How To Take Reishi for Sleep

After the what and why, it’s time for the how. That is, how to reap the benefits of reishi mushrooms and get better sleep. 

When to Eat Reishi for Sleep

If you plan on cooking reishi, you should consume that dish three hours before you sleep. That way, your body can digest it and let the good sedatives work their magic. 

Alternatively, you can have it as a snack two to three hours before bedtime. Just make sure to follow the recommended dosage to get the results you’re after. 

When is the Best Time to Take Reishi for Sleep?

Even if you’re not eating these mushrooms whole, the evening is the best time to have any reishi product. If you’re having tea, powder, or extract, you’ll need to take these after dinner but close to your bedtime. 

As for supplements, you’ll need to follow the instructions on the label. That said, most recommend two tablets a day to get the required results. 

Reishi Mushroom Dosage for Sleep

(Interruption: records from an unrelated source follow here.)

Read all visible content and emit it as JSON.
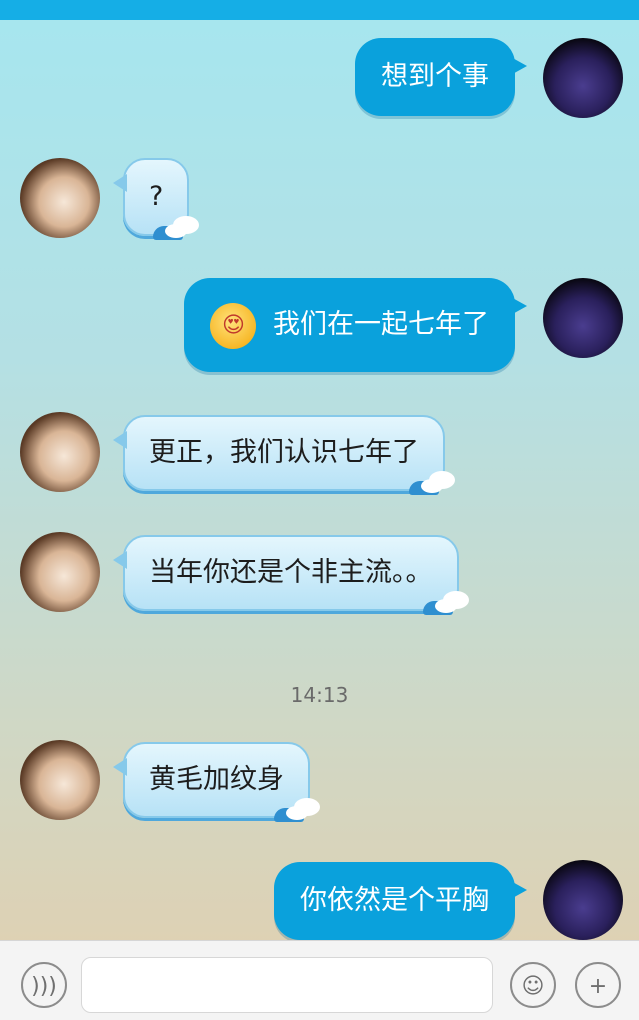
{
  "messages": [
    {
      "sender": "me",
      "text": "想到个事"
    },
    {
      "sender": "other",
      "text": "?"
    },
    {
      "sender": "me",
      "emoji": "😍",
      "text": "我们在一起七年了"
    },
    {
      "sender": "other",
      "text": "更正，我们认识七年了"
    },
    {
      "sender": "other",
      "text": "当年你还是个非主流。。"
    },
    {
      "timestamp": "14:13"
    },
    {
      "sender": "other",
      "text": "黄毛加纹身"
    },
    {
      "sender": "me",
      "text": "你依然是个平胸"
    }
  ],
  "input": {
    "value": "",
    "placeholder": ""
  },
  "icons": {
    "voice": "voice-icon",
    "emoji": "smiley-icon",
    "plus": "plus-icon"
  },
  "colors": {
    "topbar": "#15aee6",
    "my_bubble": "#0aa1dc",
    "other_bubble": "#c9ecfa",
    "other_bubble_border": "#86c9ea"
  }
}
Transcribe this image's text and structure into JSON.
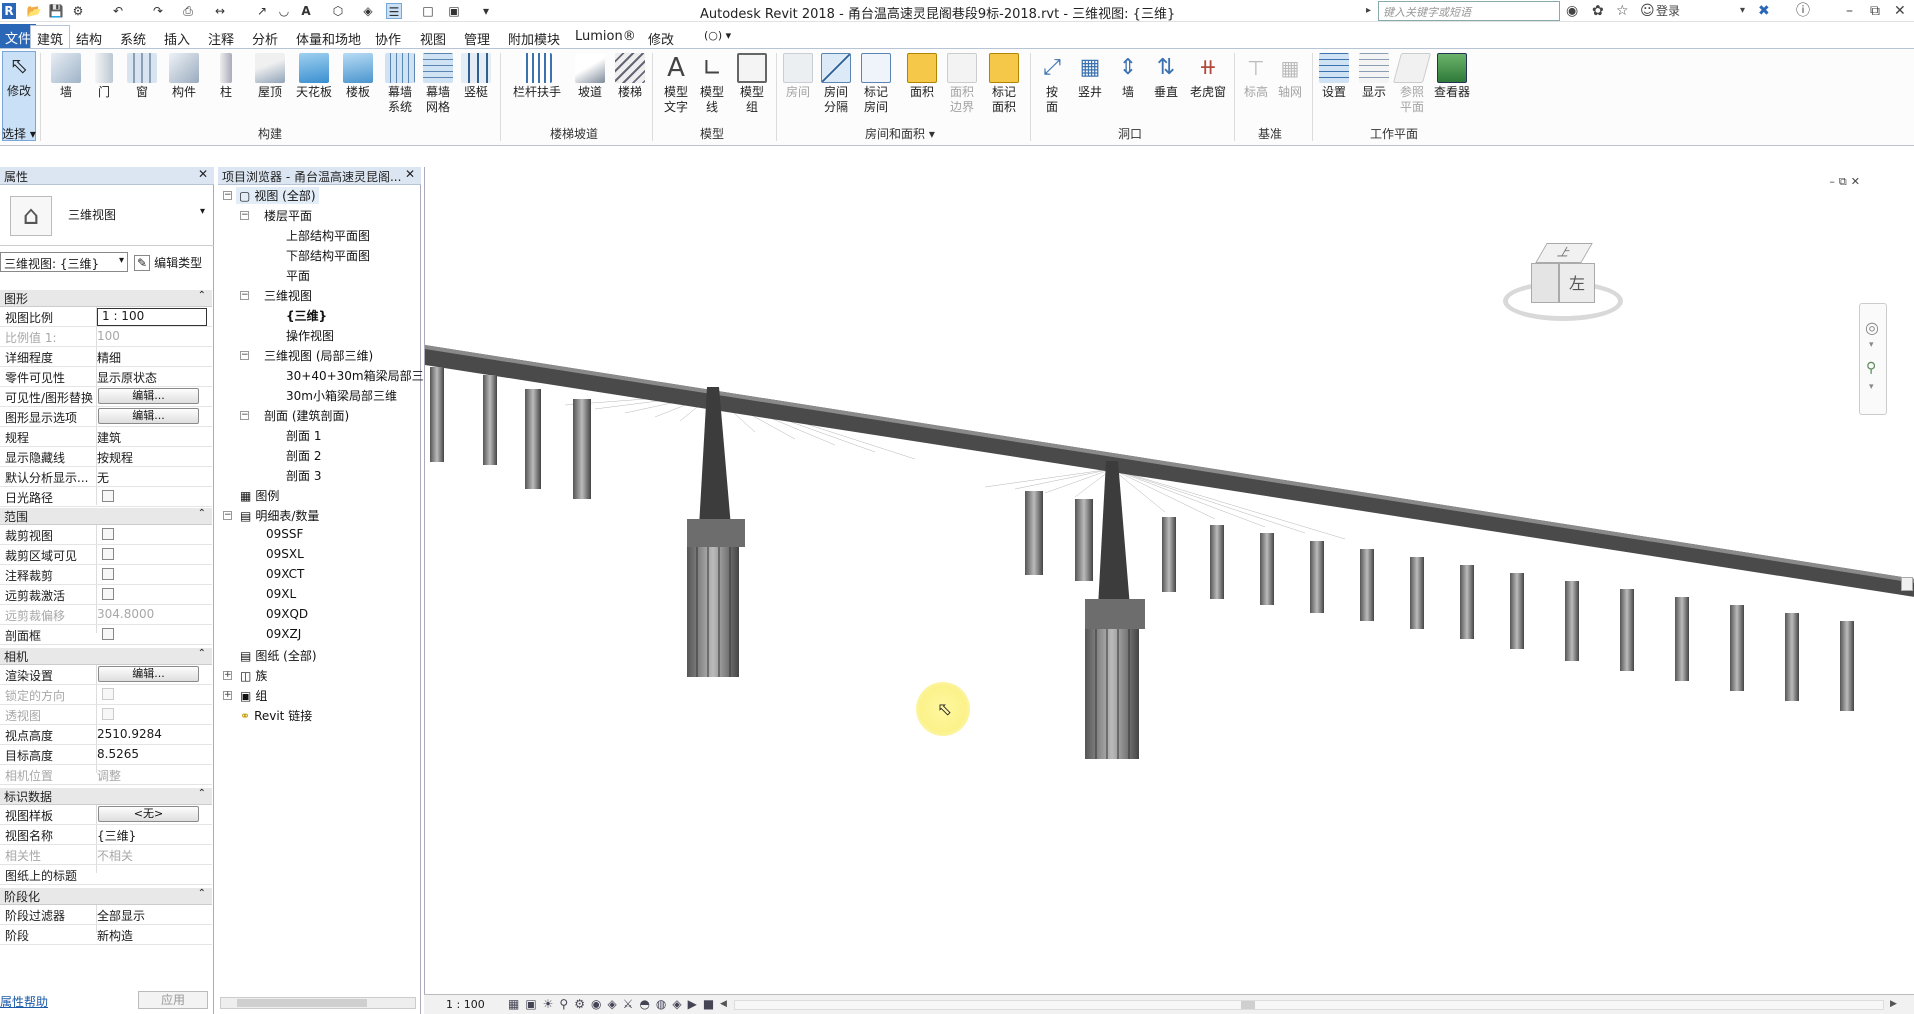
{
  "app": {
    "title": "Autodesk Revit 2018 -    甬台温高速灵昆阁巷段9标-2018.rvt - 三维视图: {三维}",
    "search_placeholder": "键入关键字或短语",
    "login": "登录"
  },
  "menu": {
    "tabs": [
      "文件",
      "建筑",
      "结构",
      "系统",
      "插入",
      "注释",
      "分析",
      "体量和场地",
      "协作",
      "视图",
      "管理",
      "附加模块",
      "Lumion®",
      "修改"
    ],
    "active": "建筑"
  },
  "ribbon": {
    "buttons": [
      {
        "name": "modify",
        "label": "修改",
        "sub": "选择 ▾"
      },
      {
        "name": "wall",
        "label": "墙"
      },
      {
        "name": "door",
        "label": "门"
      },
      {
        "name": "window",
        "label": "窗"
      },
      {
        "name": "component",
        "label": "构件"
      },
      {
        "name": "column",
        "label": "柱"
      },
      {
        "name": "roof",
        "label": "屋顶"
      },
      {
        "name": "ceiling",
        "label": "天花板"
      },
      {
        "name": "floor",
        "label": "楼板"
      },
      {
        "name": "curtain-system",
        "label": "幕墙\n系统"
      },
      {
        "name": "curtain-grid",
        "label": "幕墙\n网格"
      },
      {
        "name": "mullion",
        "label": "竖梃"
      },
      {
        "name": "railing",
        "label": "栏杆扶手"
      },
      {
        "name": "ramp",
        "label": "坡道"
      },
      {
        "name": "stair",
        "label": "楼梯"
      },
      {
        "name": "model-text",
        "label": "模型\n文字"
      },
      {
        "name": "model-line",
        "label": "模型\n线"
      },
      {
        "name": "model-group",
        "label": "模型\n组"
      },
      {
        "name": "room",
        "label": "房间"
      },
      {
        "name": "room-separator",
        "label": "房间\n分隔"
      },
      {
        "name": "tag-room",
        "label": "标记\n房间"
      },
      {
        "name": "area",
        "label": "面积"
      },
      {
        "name": "area-boundary",
        "label": "面积\n边界"
      },
      {
        "name": "tag-area",
        "label": "标记\n面积"
      },
      {
        "name": "by-face",
        "label": "按\n面"
      },
      {
        "name": "shaft",
        "label": "竖井"
      },
      {
        "name": "wall-opening",
        "label": "墙"
      },
      {
        "name": "vertical",
        "label": "垂直"
      },
      {
        "name": "dormer",
        "label": "老虎窗"
      },
      {
        "name": "level",
        "label": "标高"
      },
      {
        "name": "grid",
        "label": "轴网"
      },
      {
        "name": "set",
        "label": "设置"
      },
      {
        "name": "show",
        "label": "显示"
      },
      {
        "name": "ref-plane",
        "label": "参照\n平面"
      },
      {
        "name": "viewer",
        "label": "查看器"
      }
    ],
    "groups": [
      "构建",
      "楼梯坡道",
      "模型",
      "房间和面积 ▾",
      "洞口",
      "基准",
      "工作平面"
    ]
  },
  "properties": {
    "title": "属性",
    "type_name": "三维视图",
    "view_selector": "三维视图: {三维}",
    "edit_type": "编辑类型",
    "sections": {
      "graphics": "图形",
      "extents": "范围",
      "camera": "相机",
      "identity": "标识数据",
      "phasing": "阶段化"
    },
    "rows": {
      "scale_k": "视图比例",
      "scale_v": "1 : 100",
      "scale_val_k": "比例值 1:",
      "scale_val_v": "100",
      "detail_k": "详细程度",
      "detail_v": "精细",
      "parts_k": "零件可见性",
      "parts_v": "显示原状态",
      "vg_k": "可见性/图形替换",
      "vg_btn": "编辑...",
      "gdo_k": "图形显示选项",
      "gdo_btn": "编辑...",
      "discipline_k": "规程",
      "discipline_v": "建筑",
      "hidden_k": "显示隐藏线",
      "hidden_v": "按规程",
      "analysis_k": "默认分析显示...",
      "analysis_v": "无",
      "sun_k": "日光路径",
      "crop_k": "裁剪视图",
      "crop_vis_k": "裁剪区域可见",
      "anno_crop_k": "注释裁剪",
      "far_clip_k": "远剪裁激活",
      "far_off_k": "远剪裁偏移",
      "far_off_v": "304.8000",
      "section_box_k": "剖面框",
      "render_k": "渲染设置",
      "render_btn": "编辑...",
      "locked_k": "锁定的方向",
      "persp_k": "透视图",
      "eye_k": "视点高度",
      "eye_v": "2510.9284",
      "target_k": "目标高度",
      "target_v": "8.5265",
      "cam_pos_k": "相机位置",
      "cam_pos_v": "调整",
      "template_k": "视图样板",
      "template_btn": "<无>",
      "view_name_k": "视图名称",
      "view_name_v": "{三维}",
      "depend_k": "相关性",
      "depend_v": "不相关",
      "sheet_title_k": "图纸上的标题",
      "phase_filter_k": "阶段过滤器",
      "phase_filter_v": "全部显示",
      "phase_k": "阶段",
      "phase_v": "新构造"
    },
    "help": "属性帮助",
    "apply": "应用"
  },
  "browser": {
    "title": "项目浏览器 - 甬台温高速灵昆阁...",
    "nodes": {
      "views": "视图 (全部)",
      "floor_plans": "楼层平面",
      "fp1": "上部结构平面图",
      "fp2": "下部结构平面图",
      "fp3": "平面",
      "views3d": "三维视图",
      "v3d1": "{三维}",
      "v3d2": "操作视图",
      "local3d": "三维视图 (局部三维)",
      "l1": "30+40+30m箱梁局部三",
      "l2": "30m小箱梁局部三维",
      "sections": "剖面 (建筑剖面)",
      "s1": "剖面 1",
      "s2": "剖面 2",
      "s3": "剖面 3",
      "legends": "图例",
      "schedules": "明细表/数量",
      "sc1": "09SSF",
      "sc2": "09SXL",
      "sc3": "09XCT",
      "sc4": "09XL",
      "sc5": "09XQD",
      "sc6": "09XZJ",
      "sheets": "图纸 (全部)",
      "families": "族",
      "groups": "组",
      "links": "Revit 链接"
    }
  },
  "viewcube": {
    "top": "上",
    "left": "左"
  },
  "status": {
    "scale": "1 : 100"
  },
  "colors": {
    "file_tab": "#2b67b7",
    "panel_header": "#dce6f2",
    "cursor_highlight": "#fbf28a"
  }
}
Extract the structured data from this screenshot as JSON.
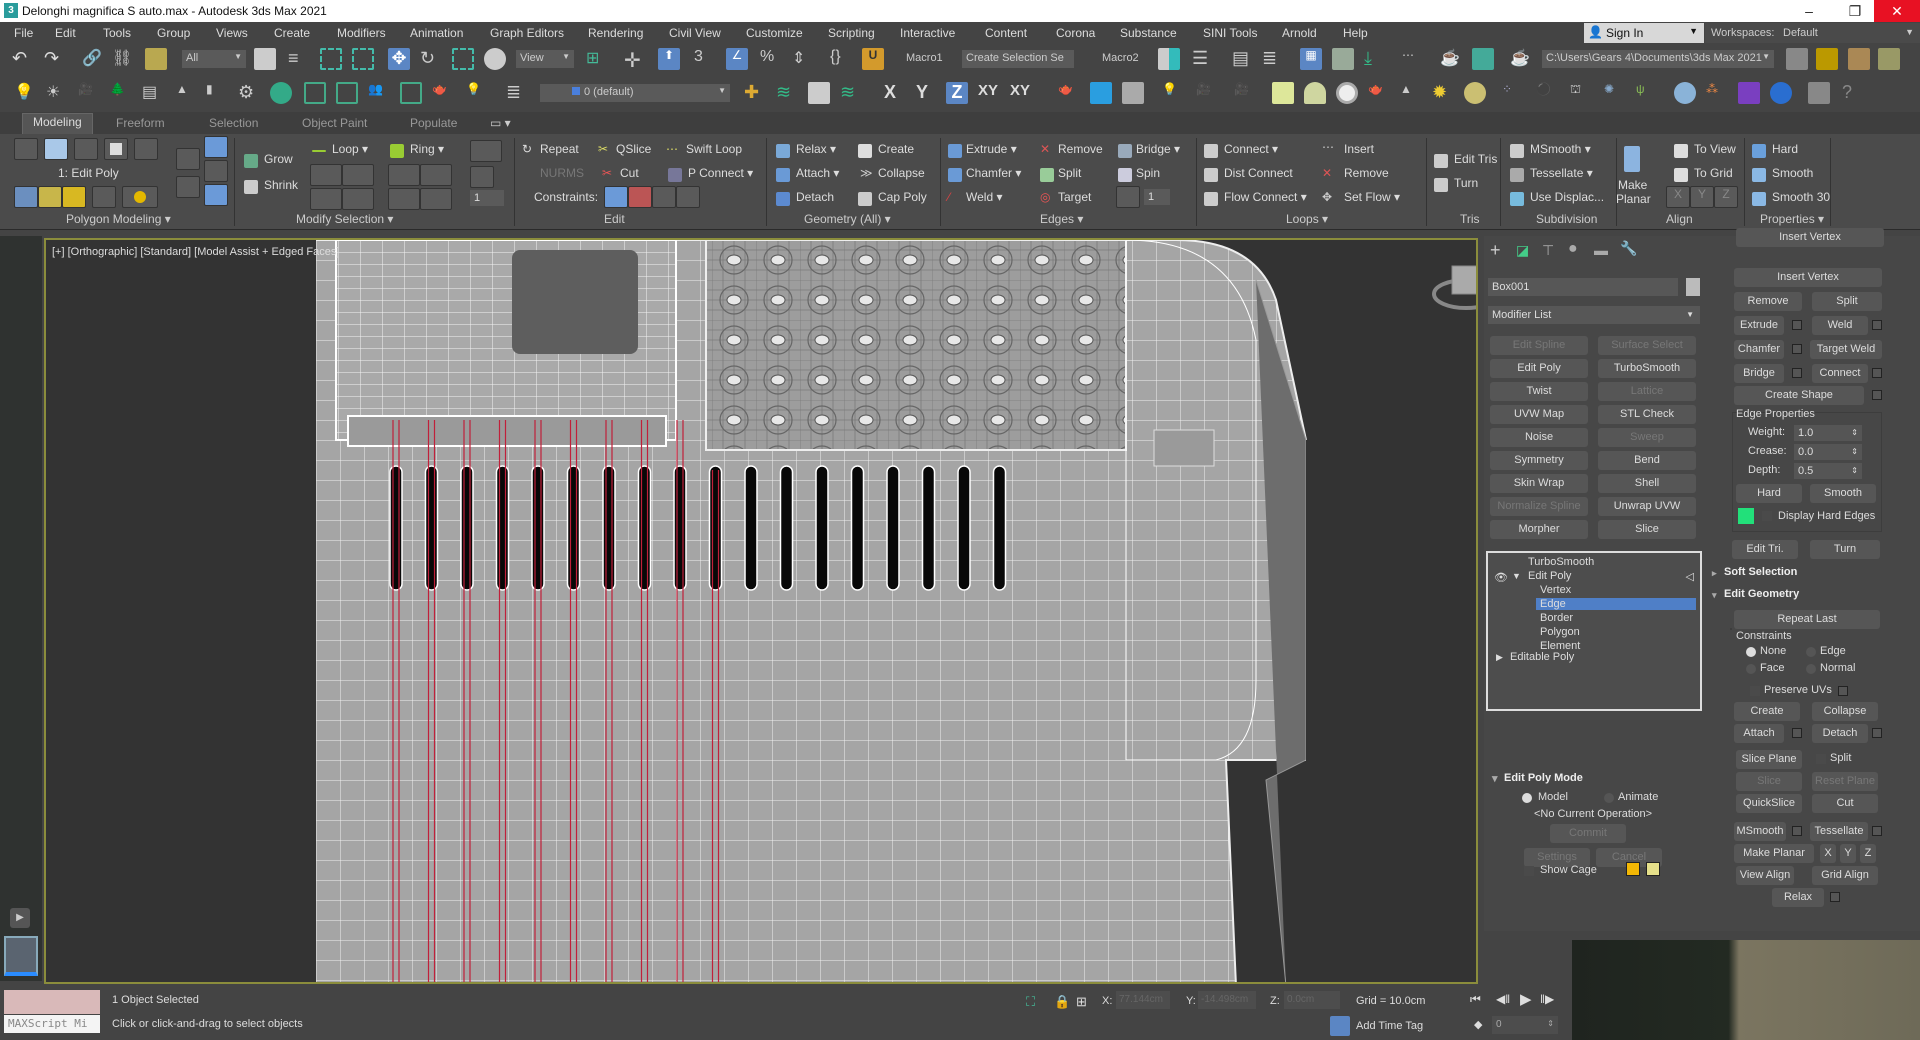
{
  "window": {
    "title": "Delonghi magnifica S auto.max - Autodesk 3ds Max 2021",
    "controls": [
      "minimize",
      "restore",
      "close"
    ]
  },
  "menu": [
    "File",
    "Edit",
    "Tools",
    "Group",
    "Views",
    "Create",
    "Modifiers",
    "Animation",
    "Graph Editors",
    "Rendering",
    "Civil View",
    "Customize",
    "Scripting",
    "Interactive",
    "Content",
    "Corona",
    "Substance",
    "SINI Tools",
    "Arnold",
    "Help"
  ],
  "account": {
    "sign_in": "Sign In",
    "workspaces_label": "Workspaces:",
    "workspace_value": "Default"
  },
  "main_toolbar": {
    "selection_filter": "All",
    "ref_coord": "View",
    "macro1": "Macro1",
    "named_selection": "Create Selection Se",
    "macro2": "Macro2",
    "project_path": "C:\\Users\\Gears 4\\Documents\\3ds Max 2021"
  },
  "layer_toolbar": {
    "layer": "0 (default)",
    "axis": [
      "X",
      "Y",
      "Z",
      "XY",
      "XY"
    ],
    "active_axis": "Z"
  },
  "ribbon_tabs": [
    "Modeling",
    "Freeform",
    "Selection",
    "Object Paint",
    "Populate"
  ],
  "ribbon_active_tab": "Modeling",
  "ribbon": {
    "polygon_modeling": {
      "current": "1: Edit Poly",
      "label": "Polygon Modeling"
    },
    "modify_selection": {
      "grow": "Grow",
      "shrink": "Shrink",
      "loop": "Loop",
      "ring": "Ring",
      "label": "Modify Selection",
      "spinner": "1"
    },
    "edit": {
      "repeat": "Repeat",
      "nurms": "NURMS",
      "qslice": "QSlice",
      "cut": "Cut",
      "swift_loop": "Swift Loop",
      "p_connect": "P Connect",
      "constraints": "Constraints:",
      "label": "Edit"
    },
    "geometry": {
      "relax": "Relax",
      "attach": "Attach",
      "detach": "Detach",
      "create": "Create",
      "collapse": "Collapse",
      "cap_poly": "Cap Poly",
      "label": "Geometry (All)"
    },
    "edges": {
      "extrude": "Extrude",
      "chamfer": "Chamfer",
      "weld": "Weld",
      "remove": "Remove",
      "split": "Split",
      "target": "Target",
      "bridge": "Bridge",
      "spin": "Spin",
      "spinner": "1",
      "label": "Edges"
    },
    "loops": {
      "connect": "Connect",
      "dist_connect": "Dist Connect",
      "flow_connect": "Flow Connect",
      "insert": "Insert",
      "remove": "Remove",
      "set_flow": "Set Flow",
      "label": "Loops"
    },
    "tris": {
      "edit_tris": "Edit Tris",
      "turn": "Turn",
      "label": "Tris"
    },
    "subdivision": {
      "msmooth": "MSmooth",
      "tessellate": "Tessellate",
      "use_displace": "Use Displac...",
      "label": "Subdivision"
    },
    "align": {
      "make_planar_1": "Make",
      "make_planar_2": "Planar",
      "to_view": "To View",
      "to_grid": "To Grid",
      "x": "X",
      "y": "Y",
      "z": "Z",
      "label": "Align"
    },
    "properties": {
      "hard": "Hard",
      "smooth": "Smooth",
      "smooth30": "Smooth 30",
      "label": "Properties"
    }
  },
  "viewport": {
    "label": "[+] [Orthographic] [Standard] [Model Assist + Edged Faces]",
    "slot_count": 18,
    "selected_slots": 10
  },
  "command_panel": {
    "object_name": "Box001",
    "modifier_list": "Modifier List",
    "modifier_buttons": [
      {
        "label": "Edit Spline",
        "enabled": false
      },
      {
        "label": "Surface Select",
        "enabled": false
      },
      {
        "label": "Edit Poly",
        "enabled": true
      },
      {
        "label": "TurboSmooth",
        "enabled": true
      },
      {
        "label": "Twist",
        "enabled": true
      },
      {
        "label": "Lattice",
        "enabled": false
      },
      {
        "label": "UVW Map",
        "enabled": true
      },
      {
        "label": "STL Check",
        "enabled": true
      },
      {
        "label": "Noise",
        "enabled": true
      },
      {
        "label": "Sweep",
        "enabled": false
      },
      {
        "label": "Symmetry",
        "enabled": true
      },
      {
        "label": "Bend",
        "enabled": true
      },
      {
        "label": "Skin Wrap",
        "enabled": true
      },
      {
        "label": "Shell",
        "enabled": true
      },
      {
        "label": "Normalize Spline",
        "enabled": false
      },
      {
        "label": "Unwrap UVW",
        "enabled": true
      },
      {
        "label": "Morpher",
        "enabled": true
      },
      {
        "label": "Slice",
        "enabled": true
      }
    ],
    "stack": {
      "top": "TurboSmooth",
      "edit_poly": "Edit Poly",
      "subobjects": [
        "Vertex",
        "Edge",
        "Border",
        "Polygon",
        "Element"
      ],
      "selected": "Edge",
      "base": "Editable Poly"
    },
    "edit_poly_mode": {
      "title": "Edit Poly Mode",
      "model": "Model",
      "animate": "Animate",
      "operation": "<No Current Operation>",
      "commit": "Commit",
      "settings": "Settings",
      "cancel": "Cancel",
      "show_cage": "Show Cage",
      "cage_colors": [
        "#f2b705",
        "#e6e08a"
      ]
    },
    "edit_edges": {
      "insert_vertex": "Insert Vertex",
      "remove": "Remove",
      "split": "Split",
      "extrude": "Extrude",
      "weld": "Weld",
      "chamfer": "Chamfer",
      "target_weld": "Target Weld",
      "bridge": "Bridge",
      "connect": "Connect",
      "create_shape": "Create Shape",
      "edge_properties": "Edge Properties",
      "weight_label": "Weight:",
      "weight": "1.0",
      "crease_label": "Crease:",
      "crease": "0.0",
      "depth_label": "Depth:",
      "depth": "0.5",
      "hard": "Hard",
      "smooth": "Smooth",
      "hard_edge_color": "#22e07a",
      "display_hard_edges": "Display Hard Edges",
      "edit_tri": "Edit Tri.",
      "turn": "Turn"
    },
    "soft_selection": "Soft Selection",
    "edit_geometry": {
      "title": "Edit Geometry",
      "repeat_last": "Repeat Last",
      "constraints": "Constraints",
      "none": "None",
      "edge": "Edge",
      "face": "Face",
      "normal": "Normal",
      "preserve_uvs": "Preserve UVs",
      "create": "Create",
      "collapse": "Collapse",
      "attach": "Attach",
      "detach": "Detach",
      "slice_plane": "Slice Plane",
      "split": "Split",
      "slice": "Slice",
      "reset_plane": "Reset Plane",
      "quickslice": "QuickSlice",
      "cut": "Cut",
      "msmooth": "MSmooth",
      "tessellate": "Tessellate",
      "make_planar": "Make Planar",
      "x": "X",
      "y": "Y",
      "z": "Z",
      "view_align": "View Align",
      "grid_align": "Grid Align",
      "relax": "Relax"
    }
  },
  "status": {
    "maxscript": "MAXScript Mi",
    "selection": "1 Object Selected",
    "prompt": "Click or click-and-drag to select objects",
    "x_label": "X:",
    "x": "77.144cm",
    "y_label": "Y:",
    "y": "-14.498cm",
    "z_label": "Z:",
    "z": "0.0cm",
    "grid": "Grid = 10.0cm",
    "add_time_tag": "Add Time Tag",
    "frame": "0"
  }
}
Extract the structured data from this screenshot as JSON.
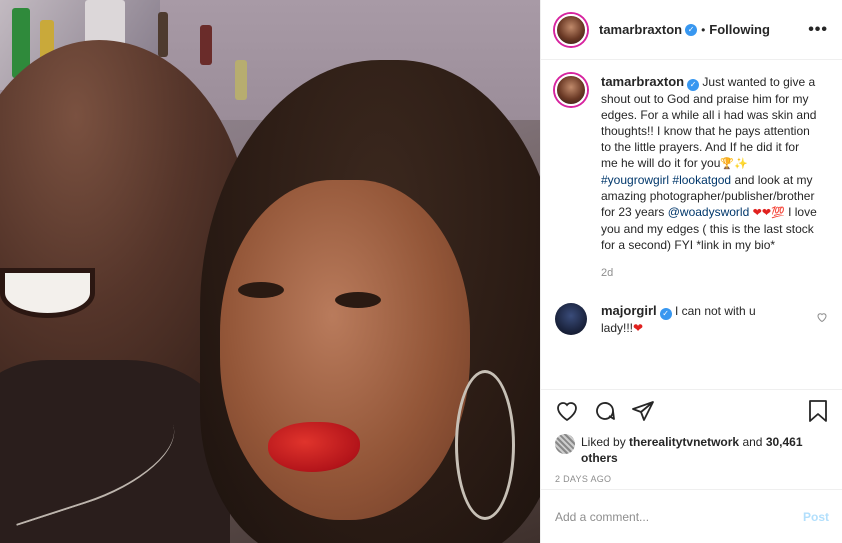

How much Reishi for sleep do you need to consume? That depends on various factors like your age, health, and form of mushroom. 

Typically, you’ll need 25 to 100 g if you’re consuming crude dried mushroom. If you choose Reishi extract, you can consume 6 to 12 g daily. Start from the lowest range and work your way up to find the right dose for you. 

Luckily, most products will guide you properly on how much you need to consume. So, all you need to do is check the label for dosage details. 

How Much Reishi Mushroom Powder to Take for Sleep?

The recommended Reishi mushroom dosage for adults is 1,000 milligrams (mg) of reishi powder or 4 to 8 ml of liquid extract daily.

This amount can vary depending on the condition you’re trying to treat. For example, you may need to take 4,500 mg if you’re using reishi to treat cancer or 2,000–4,000 mg if you want to boost your immune system.

The easiest way to determine the right dose is to start with one scoop or 3g. 

Add this scoop to a 6–8-ounce mug of hot water or your favorite hot drink 1-2 hours before bedtime. If you decide to cook with the powder, you’ll find dosage details in these recipes. And you’re in for a treat since these recipes range from smoothies to bolognese sauce. 

Also, as with any supplement, talk with your doctor before taking Reishi mushrooms for any treatment.

Reishi mushrooms have been shown to promote relaxation, reduce mental stress and anxiety, and improve sleep. The potential role of reishi in improving sleep quality is of great interest given its reported nootropic properties. Future research may well show the efficacy of this herb in treating insomnia and psychiatric disorders such as depression and anxiety. If you're hesitant about taking yet another medication to help with your sleep issues, why not give reishi a try?

We hope you enjoyed the article. If you are interested more about the many benefits of Reishi for women and men, check out more information in our blog.